ZOLL Medical Corporation (zoll.com), an Asahi Kasei Group company, develops and markets medical devices and software solutions that help advance emergency care and save lives, while increasing clinical and operational efficiencies. With products for defibrillation and monitoring, circulation and CPR feedback, data management, fluid resuscitation, and therapeutic temperature management, ZOLL provides a comprehensive set of technologies that help clinicians, EMS and fire professionals, and lay rescuers treat victims needing resuscitation and critical care.
About Asahi Kasei
The Asahi Kasei Group (asahi-kasei.co.jp) is a diversified group of companies led by holding company Asahi Kasei Corp., with operations in the chemicals and fibers, homes and construction materials, electronics, and health care business sectors. Its health care operations include devices and systems for critical care, dialysis, therapeutic apheresis, transfusion, and manufacture of biotherapeutics, as well as pharmaceuticals, diagnostic reagents, and nutritional products. With more than 25,000 employees around the world, the Asahi Kasei Group serves customers in more than 100 countries.
Copyright © 2012 ZOLL Medical Corporation. All rights reserved. Pocket CPR, Real CPR Help, and ZOLL are trademarks or registered trademarks of ZOLL Medical Corporation in the United States and/or other countries. Asahi Kasei is a registered trademark of Asahi Kasei Corporation. All trademarks are the property of their respective owners.

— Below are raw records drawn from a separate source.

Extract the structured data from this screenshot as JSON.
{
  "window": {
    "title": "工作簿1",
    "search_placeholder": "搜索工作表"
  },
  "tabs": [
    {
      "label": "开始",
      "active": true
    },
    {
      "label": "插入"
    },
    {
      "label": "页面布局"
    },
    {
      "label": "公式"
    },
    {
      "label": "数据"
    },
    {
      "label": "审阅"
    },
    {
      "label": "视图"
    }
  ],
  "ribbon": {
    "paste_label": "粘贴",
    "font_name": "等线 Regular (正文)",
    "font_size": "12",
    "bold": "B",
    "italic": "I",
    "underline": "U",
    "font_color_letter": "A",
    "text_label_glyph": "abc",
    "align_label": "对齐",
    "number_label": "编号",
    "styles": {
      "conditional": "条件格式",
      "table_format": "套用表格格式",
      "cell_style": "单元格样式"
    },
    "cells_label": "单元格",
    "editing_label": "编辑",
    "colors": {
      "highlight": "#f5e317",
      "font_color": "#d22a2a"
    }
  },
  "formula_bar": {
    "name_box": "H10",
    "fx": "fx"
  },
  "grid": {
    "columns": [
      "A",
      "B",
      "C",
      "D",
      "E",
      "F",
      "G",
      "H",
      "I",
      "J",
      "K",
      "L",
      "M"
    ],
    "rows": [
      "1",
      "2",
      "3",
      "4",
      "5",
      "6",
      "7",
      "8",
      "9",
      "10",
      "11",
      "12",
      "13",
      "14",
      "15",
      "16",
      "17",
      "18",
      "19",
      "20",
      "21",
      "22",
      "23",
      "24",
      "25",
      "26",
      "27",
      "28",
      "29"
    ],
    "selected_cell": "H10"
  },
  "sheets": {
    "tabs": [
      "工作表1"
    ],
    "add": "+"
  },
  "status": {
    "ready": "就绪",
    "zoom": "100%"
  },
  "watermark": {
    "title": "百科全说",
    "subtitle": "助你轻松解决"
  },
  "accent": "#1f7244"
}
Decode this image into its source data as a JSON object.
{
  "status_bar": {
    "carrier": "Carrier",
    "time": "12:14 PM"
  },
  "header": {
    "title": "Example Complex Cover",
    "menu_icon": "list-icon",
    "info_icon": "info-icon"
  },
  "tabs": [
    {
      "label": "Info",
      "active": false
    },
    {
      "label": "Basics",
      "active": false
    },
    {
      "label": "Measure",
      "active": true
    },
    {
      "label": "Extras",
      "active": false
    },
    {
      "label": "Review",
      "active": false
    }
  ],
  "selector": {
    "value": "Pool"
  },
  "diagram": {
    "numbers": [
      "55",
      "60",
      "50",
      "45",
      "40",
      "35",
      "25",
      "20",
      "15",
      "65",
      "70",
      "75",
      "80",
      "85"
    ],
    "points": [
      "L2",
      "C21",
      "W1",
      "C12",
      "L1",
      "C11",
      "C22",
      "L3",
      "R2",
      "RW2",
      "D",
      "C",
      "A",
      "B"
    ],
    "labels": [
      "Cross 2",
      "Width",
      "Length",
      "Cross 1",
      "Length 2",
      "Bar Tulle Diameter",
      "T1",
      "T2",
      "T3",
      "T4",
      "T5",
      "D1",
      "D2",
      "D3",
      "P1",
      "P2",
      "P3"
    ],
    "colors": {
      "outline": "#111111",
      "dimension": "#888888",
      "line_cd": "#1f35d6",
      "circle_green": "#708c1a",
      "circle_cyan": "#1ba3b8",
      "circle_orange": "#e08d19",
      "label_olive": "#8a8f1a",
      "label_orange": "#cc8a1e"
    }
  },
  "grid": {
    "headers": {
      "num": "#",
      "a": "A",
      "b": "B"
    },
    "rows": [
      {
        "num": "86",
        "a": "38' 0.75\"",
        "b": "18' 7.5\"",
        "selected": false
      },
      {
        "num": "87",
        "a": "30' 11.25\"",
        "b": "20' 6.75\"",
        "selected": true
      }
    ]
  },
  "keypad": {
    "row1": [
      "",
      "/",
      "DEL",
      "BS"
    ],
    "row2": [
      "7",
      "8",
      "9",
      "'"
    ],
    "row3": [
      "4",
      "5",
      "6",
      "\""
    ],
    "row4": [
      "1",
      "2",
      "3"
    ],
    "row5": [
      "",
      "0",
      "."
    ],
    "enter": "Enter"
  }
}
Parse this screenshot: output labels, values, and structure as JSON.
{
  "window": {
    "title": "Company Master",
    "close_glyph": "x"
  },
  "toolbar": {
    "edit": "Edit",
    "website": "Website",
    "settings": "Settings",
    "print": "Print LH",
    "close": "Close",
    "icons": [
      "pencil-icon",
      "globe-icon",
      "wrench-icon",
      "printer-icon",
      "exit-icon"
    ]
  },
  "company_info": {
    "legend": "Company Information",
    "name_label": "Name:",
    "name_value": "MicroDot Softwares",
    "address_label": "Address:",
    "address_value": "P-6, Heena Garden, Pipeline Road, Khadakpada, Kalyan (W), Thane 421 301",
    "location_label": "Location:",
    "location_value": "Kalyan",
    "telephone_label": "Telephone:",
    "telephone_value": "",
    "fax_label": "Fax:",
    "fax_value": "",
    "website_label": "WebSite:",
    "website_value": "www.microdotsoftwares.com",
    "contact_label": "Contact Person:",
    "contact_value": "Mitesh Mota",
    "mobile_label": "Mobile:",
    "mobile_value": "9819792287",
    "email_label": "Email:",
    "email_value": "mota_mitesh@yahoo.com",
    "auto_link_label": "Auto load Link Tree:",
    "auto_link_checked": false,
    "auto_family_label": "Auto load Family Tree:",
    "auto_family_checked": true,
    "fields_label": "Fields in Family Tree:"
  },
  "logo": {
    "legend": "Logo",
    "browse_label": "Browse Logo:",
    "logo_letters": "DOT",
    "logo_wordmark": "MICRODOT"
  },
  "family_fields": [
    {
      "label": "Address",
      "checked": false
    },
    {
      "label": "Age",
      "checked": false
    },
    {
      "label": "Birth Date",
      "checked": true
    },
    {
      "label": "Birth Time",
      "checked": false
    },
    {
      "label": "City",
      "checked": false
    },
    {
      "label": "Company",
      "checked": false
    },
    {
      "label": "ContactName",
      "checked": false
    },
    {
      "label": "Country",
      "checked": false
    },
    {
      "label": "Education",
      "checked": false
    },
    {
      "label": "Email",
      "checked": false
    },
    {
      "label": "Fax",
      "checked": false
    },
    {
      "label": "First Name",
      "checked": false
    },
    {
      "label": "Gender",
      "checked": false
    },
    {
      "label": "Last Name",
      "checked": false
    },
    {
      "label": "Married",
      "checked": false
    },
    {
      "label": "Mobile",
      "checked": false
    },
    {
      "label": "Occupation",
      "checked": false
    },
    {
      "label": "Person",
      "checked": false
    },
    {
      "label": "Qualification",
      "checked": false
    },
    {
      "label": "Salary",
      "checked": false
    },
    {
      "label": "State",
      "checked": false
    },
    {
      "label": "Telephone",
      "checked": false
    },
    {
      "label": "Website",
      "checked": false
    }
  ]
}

1Note: “Achieving the 2010 AHA Guideline Metrics is Associated with Improved Survival from Out-of-Hospital Cardiac Arrest” poster presented at AHA 2011.